I’ve been making weekly trips to the Mindera office, combining that with visits to the Speculators Writing Group – moving writing away from being a solitary experience has been great for my enthusiasm. At the start of the month, I attended the DDD technical conference in Nottingham. I’ve also made visits to Hebden Bridge, Blackpool, and a visit to Halifax to watch a talk by Ben Graham on his book about the ill-fated Krumlin Festival.
Steps were middling with no big walks (although I’ve finally worked out how to remove spurious steps while driving from the fitbit’s total, rather than having to make them up later in the day). A total of 390,874 and an average total of 12,608. My maximum for a single day was 31,715, wandering around Hebden Bridge. Still no other exercise than walking.
Succession is back again, and it’s good to have that as a regular weekly show, along with Walking Dead: World Beyond. I also watched the BBC documentaries When Nirvana Came to Britain, and Nick Broomfield’s Last Man Standing: Suge Knight and the Murders of Biggie and Tupac. The Broomfield documentary was shocking. With Suge Knight in jail and time having passed, people are more willing to discuss the violence, crime and utter misogyny at the heart of Death Row Records. It’s a sad story.
I continued my exploration of Nicholas Cage movies with Prisoners of the Ghostland. Cage hits a 9/10 for performance with a unique and impressive rendition of the word ‘testicle’. The film itself was beautiful but slow, which was also a problem with Green Knight. I also re-watched Hostel, which is a more interesting film than it should be, probably deserving of a post of its own.
I played Resident Evil: Village on the PS4, but gave up near the end. It just felt too much like a video game. I couldn’t get into the Witcher 3, but towards the end of October I re-installed The Last of Us Part 2 for another playthough. That game feels a little like playing with dolls and playsets, but I enjoy the set-pieces; whereas replaying Death Stranding proved impossible because of the grind there. I’ve also been getting into Twitch streaming, mostly watching Ikeden‘s ‘Ultimate Runs’ on TLOU2, which is good to have on in the background when doing other things.

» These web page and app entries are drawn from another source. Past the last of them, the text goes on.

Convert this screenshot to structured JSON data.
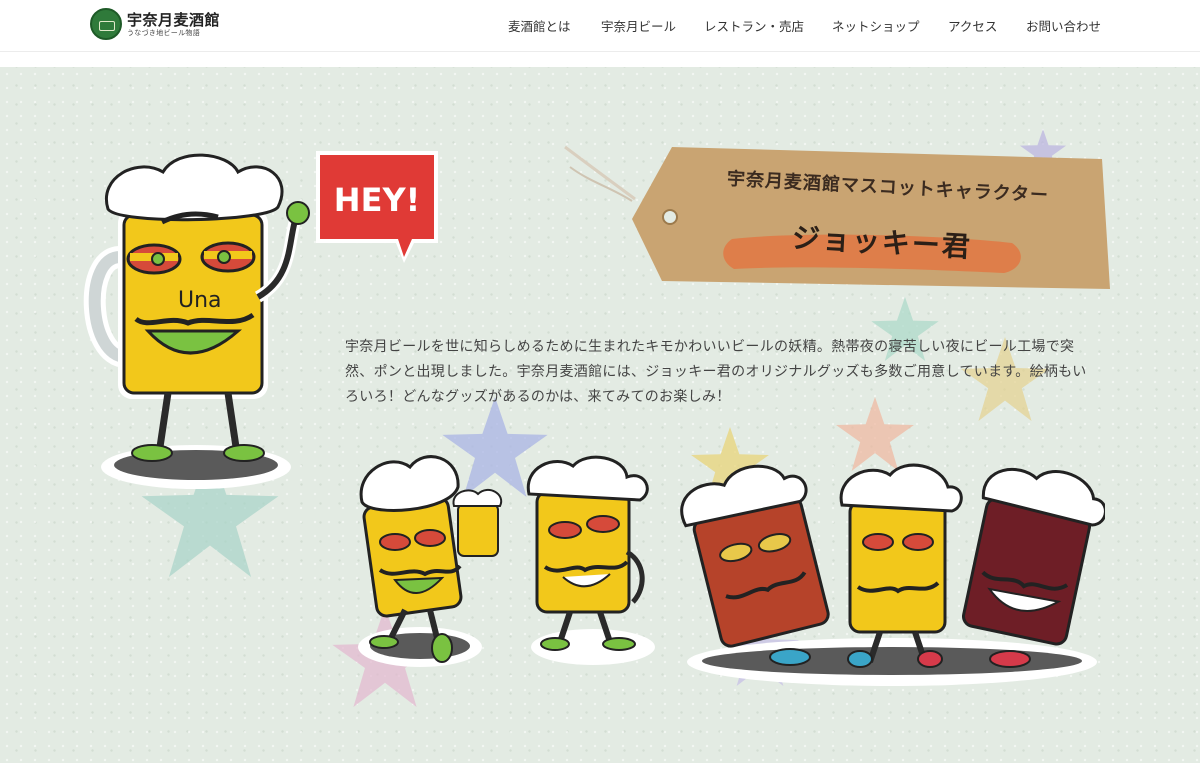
{
  "header": {
    "logo_title": "宇奈月麦酒館",
    "logo_sub": "うなづき地ビール物語",
    "nav": [
      {
        "label": "麦酒館とは"
      },
      {
        "label": "宇奈月ビール"
      },
      {
        "label": "レストラン・売店"
      },
      {
        "label": "ネットショップ"
      },
      {
        "label": "アクセス"
      },
      {
        "label": "お問い合わせ"
      }
    ]
  },
  "hero": {
    "bubble_text": "HEY!",
    "tag_title": "宇奈月麦酒館マスコットキャラクター",
    "tag_name": "ジョッキー君",
    "mug_letters": "Una",
    "description_lines": [
      "宇奈月ビールを世に知らしめるために生まれたキモかわいいビールの妖精。熱帯夜の寝苦しい夜にビール工場で突",
      "然、ポンと出現しました。宇奈月麦酒館には、ジョッキー君のオリジナルグッズも多数ご用意しています。絵柄もい",
      "ろいろ！どんなグッズがあるのかは、来てみてのお楽しみ！"
    ]
  },
  "colors": {
    "background": "#e3ebe3",
    "beer": "#f2c81b",
    "amber_beer": "#b6432a",
    "dark_beer": "#6e1e26",
    "speech_bubble": "#e03a36",
    "tag_paper": "#c9a472",
    "brush_stroke": "#e07a46",
    "logo_green": "#2f7a3a"
  }
}
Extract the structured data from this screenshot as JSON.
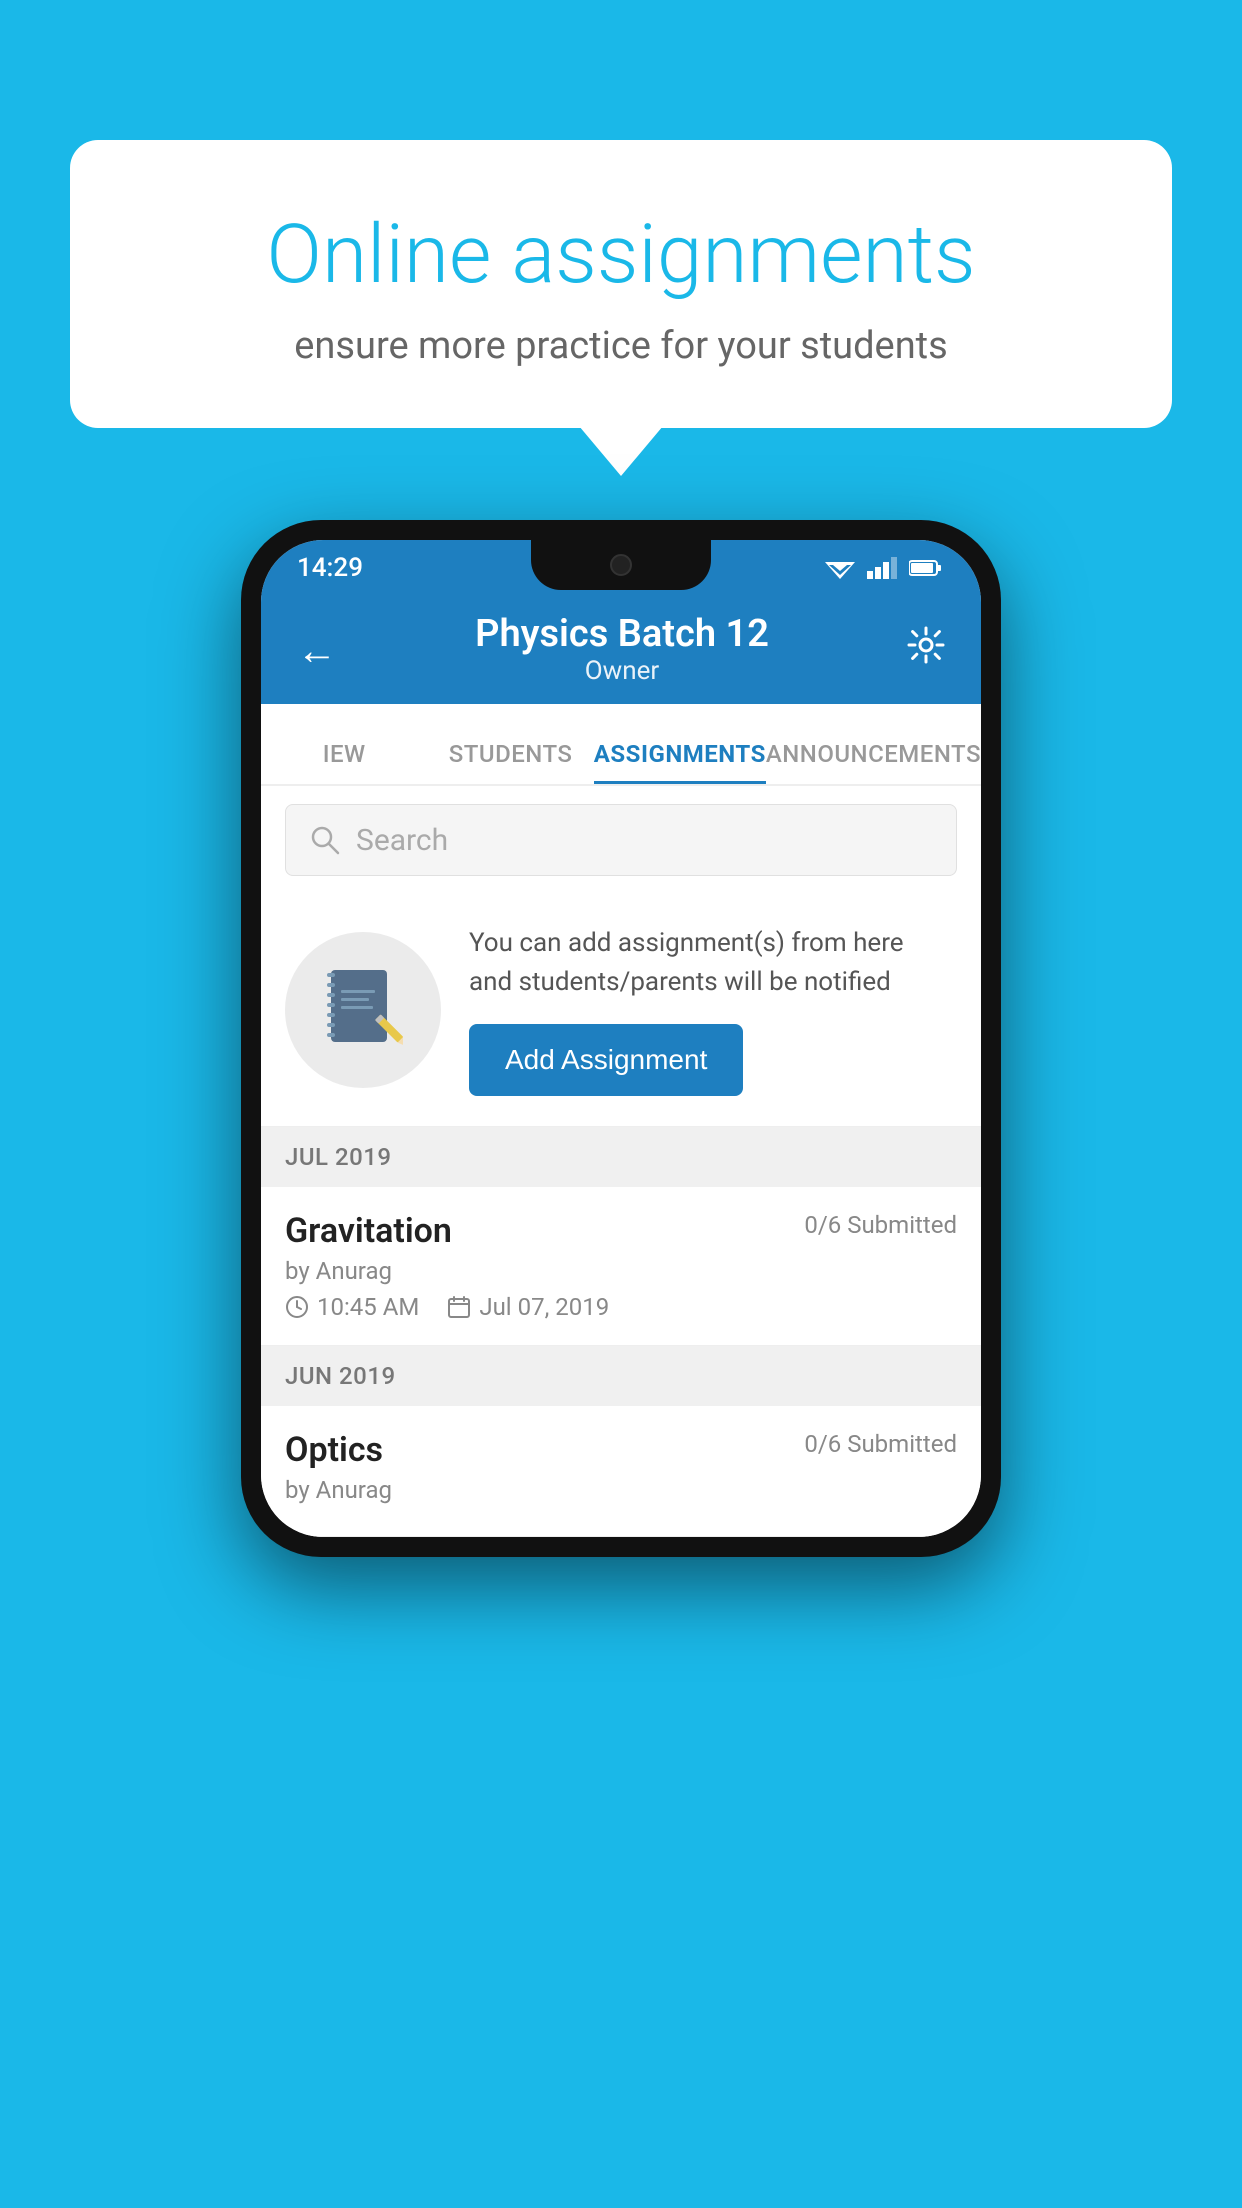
{
  "background_color": "#1ab8e8",
  "promo": {
    "title": "Online assignments",
    "subtitle": "ensure more practice for your students"
  },
  "status_bar": {
    "time": "14:29",
    "wifi": "▼",
    "signal": "▲",
    "battery": "▮"
  },
  "header": {
    "title": "Physics Batch 12",
    "subtitle": "Owner",
    "back_label": "←",
    "settings_label": "⚙"
  },
  "tabs": [
    {
      "label": "IEW",
      "active": false
    },
    {
      "label": "STUDENTS",
      "active": false
    },
    {
      "label": "ASSIGNMENTS",
      "active": true
    },
    {
      "label": "ANNOUNCEMENTS",
      "active": false
    }
  ],
  "search": {
    "placeholder": "Search"
  },
  "info_card": {
    "description": "You can add assignment(s) from here and students/parents will be notified",
    "button_label": "Add Assignment"
  },
  "sections": [
    {
      "header": "JUL 2019",
      "assignments": [
        {
          "name": "Gravitation",
          "submitted": "0/6 Submitted",
          "author": "by Anurag",
          "time": "10:45 AM",
          "date": "Jul 07, 2019"
        }
      ]
    },
    {
      "header": "JUN 2019",
      "assignments": [
        {
          "name": "Optics",
          "submitted": "0/6 Submitted",
          "author": "by Anurag",
          "time": "",
          "date": ""
        }
      ]
    }
  ]
}
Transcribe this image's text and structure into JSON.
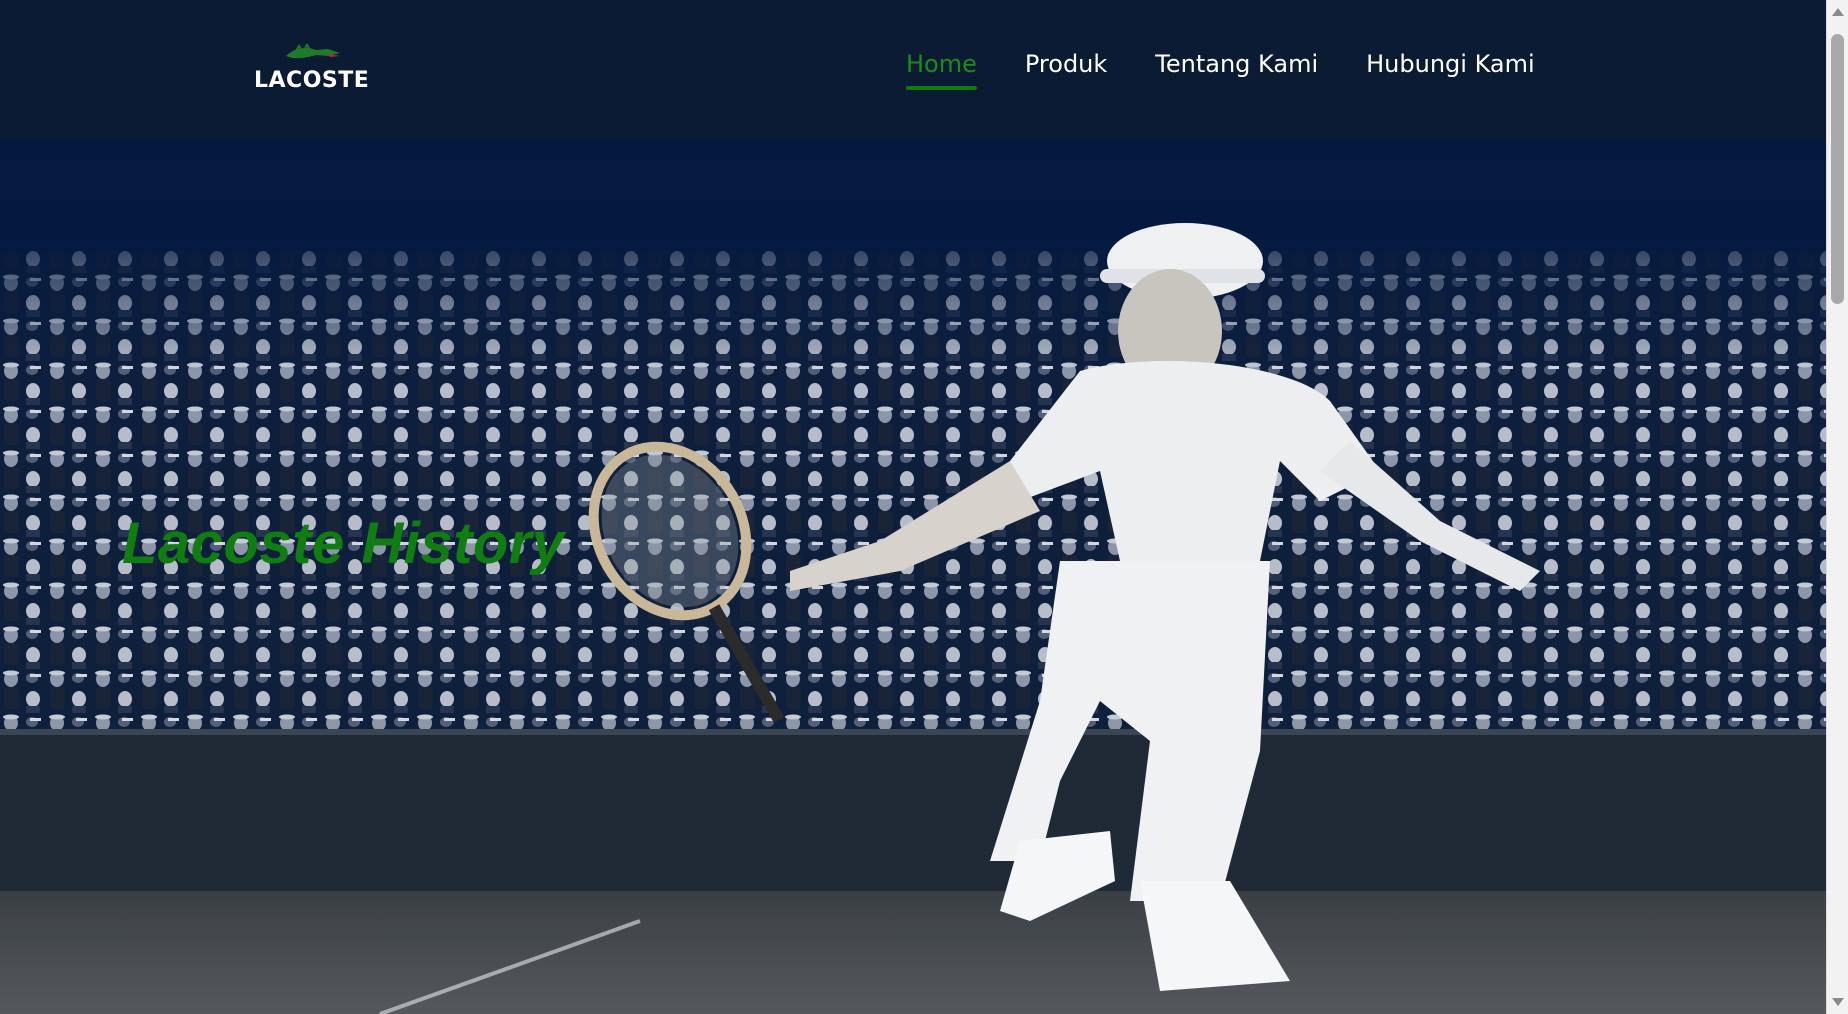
{
  "header": {
    "logo_text": "LACOSTE",
    "logo_icon": "crocodile-logo-icon",
    "nav": [
      {
        "label": "Home",
        "active": true
      },
      {
        "label": "Produk",
        "active": false
      },
      {
        "label": "Tentang Kami",
        "active": false
      },
      {
        "label": "Hubungi Kami",
        "active": false
      }
    ]
  },
  "hero": {
    "title": "Lacoste History",
    "image": "vintage-tennis-player-photo"
  },
  "colors": {
    "nav_bg": "#0b1b33",
    "accent_green": "#0f7d0f",
    "nav_text": "#ffffff"
  }
}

I’ve continued picking at books, finishing fewer than I’ve started. The Storyteller by Dave Grohl flirted with smugness, and just about survived. All the Marvels by Douglas Wolk was a fun project, looking at the Marvel Universe as a single consistent story, but too often felt like a blog in book form. Sally Rooney’s Conversations with Friends was tightly and precisely written but felt bland. The book seemed inconsequential and much less interesting than Patricia Lockwood’s recent novel. I’m very much in agreement with some of the criticism I’ve read.
I seem to have been enjoying a lot of interesting media this last month. The Content Mines has been a good weekly podcast, and I’ve been catching up with This Podcast is a Ritual. Fiq da Signifier has done an excellent pair of youtbe videos talking about why the ‘Old Kanye’ was important. I can also recommend Caw, one of the best short stories I’ve read in some time, where the world is ending because of crows. The new Lana Del Rey album has immediately become a favourite; Black Bathing Suit is a great pandemic ballad. I also love the new Helen Love song, This is My World.If you want to follow what I'm up to, sign up to my mailing list